Innovations in prosthetic technology almost always require new physical skills and education to achieve optimal outcomes or results.  Our goal is to ensure that when more technologically advanced componentry is used to treat a patient, that the patient is prepared so that they can receive the ultimate benefit.

Elements of the Prosthesis

Structural Interface

The structural interface is the part of the prosthesis that the body connects to in order to interact with the environment.  It also connects the body to the artificial aspects of the prosthesis.  The “socket” is the name that is most often used to describe this part of the prosthesis

Soft Tissue Interface

Prosthetic socks and liners are examples of soft tissue interfaces.  Worn next to the skin these types of interfaces provide a barrier between the body and the structural interface to allow for movement and the changing nature of the human body.  The ability to add or take away plys of socks allows the patient to maintain a safe functional interface with the socket and allows for maximum comfort and the health of the skin.

Joint Systems

A prosthesis, depending on the level of amputation, includes the replacement of joints.  Feet, ankles, knees and hips are the joint systems for lower limb prostheses; Hands, wrists, elbows and shoulders are the joint systems for upper limb prostheses.

Skeletal Components

The parts of the prosthesis that connect the joint systems and the structural interface (socket) are called skeletal components.

Suspension Systems

Suspension systems are used to hold the prosthesis onto the body.  There are many different types of suspension including suspension sleeves or seals, belts, distal pin and locking systems, vacuum systems and suction valves.  The type of suspension is determined individually for each patient based on their needs and activity levels.


Control Systems

Prostheses are primarily mechanically controlled by body power.  However, there are innovations in myo-electric, microprocessor and bionics that enable some prostheses to have externally power controlled assistance.

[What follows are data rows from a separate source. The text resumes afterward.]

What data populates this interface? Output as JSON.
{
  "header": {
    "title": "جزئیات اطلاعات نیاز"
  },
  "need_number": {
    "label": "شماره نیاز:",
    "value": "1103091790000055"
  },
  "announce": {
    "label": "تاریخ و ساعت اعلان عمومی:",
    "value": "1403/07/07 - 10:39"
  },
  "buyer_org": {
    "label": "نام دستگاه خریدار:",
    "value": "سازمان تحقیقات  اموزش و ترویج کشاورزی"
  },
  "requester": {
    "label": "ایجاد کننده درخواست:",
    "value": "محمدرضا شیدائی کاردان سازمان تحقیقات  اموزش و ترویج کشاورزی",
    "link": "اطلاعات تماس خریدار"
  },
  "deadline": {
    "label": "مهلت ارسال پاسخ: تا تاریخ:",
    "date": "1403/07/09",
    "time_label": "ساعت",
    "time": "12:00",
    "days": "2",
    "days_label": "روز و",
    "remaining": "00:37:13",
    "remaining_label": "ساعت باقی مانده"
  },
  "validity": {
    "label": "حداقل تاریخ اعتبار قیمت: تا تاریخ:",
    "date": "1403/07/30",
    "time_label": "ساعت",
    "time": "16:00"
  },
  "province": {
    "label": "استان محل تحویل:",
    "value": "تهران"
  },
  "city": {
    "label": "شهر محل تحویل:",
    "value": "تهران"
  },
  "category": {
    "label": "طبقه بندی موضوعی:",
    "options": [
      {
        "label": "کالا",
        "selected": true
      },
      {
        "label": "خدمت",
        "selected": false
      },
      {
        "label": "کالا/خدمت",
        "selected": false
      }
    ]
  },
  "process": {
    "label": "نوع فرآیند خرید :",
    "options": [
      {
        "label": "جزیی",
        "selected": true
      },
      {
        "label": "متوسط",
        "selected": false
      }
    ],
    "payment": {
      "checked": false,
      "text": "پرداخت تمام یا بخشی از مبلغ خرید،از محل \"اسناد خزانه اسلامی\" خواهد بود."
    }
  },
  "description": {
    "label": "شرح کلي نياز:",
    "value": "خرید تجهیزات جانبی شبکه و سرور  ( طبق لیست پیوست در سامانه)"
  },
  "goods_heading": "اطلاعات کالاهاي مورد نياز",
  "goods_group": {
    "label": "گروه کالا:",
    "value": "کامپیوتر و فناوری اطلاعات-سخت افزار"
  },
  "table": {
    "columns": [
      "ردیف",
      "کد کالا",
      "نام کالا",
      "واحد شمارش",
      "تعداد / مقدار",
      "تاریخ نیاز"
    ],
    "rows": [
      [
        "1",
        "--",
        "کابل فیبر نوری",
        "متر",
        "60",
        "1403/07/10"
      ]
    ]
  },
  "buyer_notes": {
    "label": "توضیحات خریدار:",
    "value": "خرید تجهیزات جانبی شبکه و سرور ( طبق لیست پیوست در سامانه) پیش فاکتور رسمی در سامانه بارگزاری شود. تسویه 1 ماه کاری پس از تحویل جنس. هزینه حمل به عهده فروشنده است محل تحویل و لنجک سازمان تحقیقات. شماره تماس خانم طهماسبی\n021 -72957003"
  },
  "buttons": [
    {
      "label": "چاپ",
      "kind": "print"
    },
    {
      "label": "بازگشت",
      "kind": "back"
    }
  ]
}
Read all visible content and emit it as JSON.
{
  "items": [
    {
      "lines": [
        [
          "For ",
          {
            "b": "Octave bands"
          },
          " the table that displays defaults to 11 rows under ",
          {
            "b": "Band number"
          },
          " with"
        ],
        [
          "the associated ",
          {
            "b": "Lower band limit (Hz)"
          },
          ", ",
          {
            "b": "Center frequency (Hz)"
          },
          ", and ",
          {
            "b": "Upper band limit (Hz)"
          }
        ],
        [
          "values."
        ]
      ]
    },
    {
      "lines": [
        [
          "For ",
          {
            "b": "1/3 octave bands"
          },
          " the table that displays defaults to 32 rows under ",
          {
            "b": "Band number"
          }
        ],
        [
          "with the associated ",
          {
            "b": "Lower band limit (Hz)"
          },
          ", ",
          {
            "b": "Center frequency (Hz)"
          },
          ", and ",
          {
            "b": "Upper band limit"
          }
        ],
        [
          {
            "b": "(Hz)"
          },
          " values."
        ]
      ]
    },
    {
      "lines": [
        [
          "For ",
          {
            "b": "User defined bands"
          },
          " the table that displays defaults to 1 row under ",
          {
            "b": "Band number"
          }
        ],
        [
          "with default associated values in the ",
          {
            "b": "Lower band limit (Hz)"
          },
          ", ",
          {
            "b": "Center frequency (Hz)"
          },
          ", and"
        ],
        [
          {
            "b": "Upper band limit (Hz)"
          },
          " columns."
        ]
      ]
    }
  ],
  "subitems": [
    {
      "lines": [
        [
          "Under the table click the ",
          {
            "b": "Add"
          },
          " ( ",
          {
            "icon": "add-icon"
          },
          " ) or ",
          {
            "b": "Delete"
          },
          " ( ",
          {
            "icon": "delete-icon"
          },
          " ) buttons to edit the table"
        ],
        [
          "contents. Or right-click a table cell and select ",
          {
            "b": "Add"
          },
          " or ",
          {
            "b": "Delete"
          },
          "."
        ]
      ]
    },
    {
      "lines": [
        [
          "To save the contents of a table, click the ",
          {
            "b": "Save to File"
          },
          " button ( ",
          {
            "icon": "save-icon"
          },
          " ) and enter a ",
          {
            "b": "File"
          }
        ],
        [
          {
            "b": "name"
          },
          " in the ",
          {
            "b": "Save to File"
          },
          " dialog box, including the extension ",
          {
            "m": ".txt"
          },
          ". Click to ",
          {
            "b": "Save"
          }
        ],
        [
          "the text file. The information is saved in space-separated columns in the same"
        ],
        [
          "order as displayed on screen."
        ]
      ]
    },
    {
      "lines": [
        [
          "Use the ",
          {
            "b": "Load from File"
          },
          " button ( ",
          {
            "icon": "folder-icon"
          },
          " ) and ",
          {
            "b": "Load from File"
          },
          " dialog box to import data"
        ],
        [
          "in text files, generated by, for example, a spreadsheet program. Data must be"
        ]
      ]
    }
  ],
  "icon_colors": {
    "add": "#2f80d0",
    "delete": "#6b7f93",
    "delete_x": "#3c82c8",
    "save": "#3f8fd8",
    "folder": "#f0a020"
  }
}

Anatomical Form

Advancements in silicone technology now make it possible to replicate the human limb in its appearance so that the prosthetic limb can be covered with, or in the case of hands and feet be made completely of, silicone.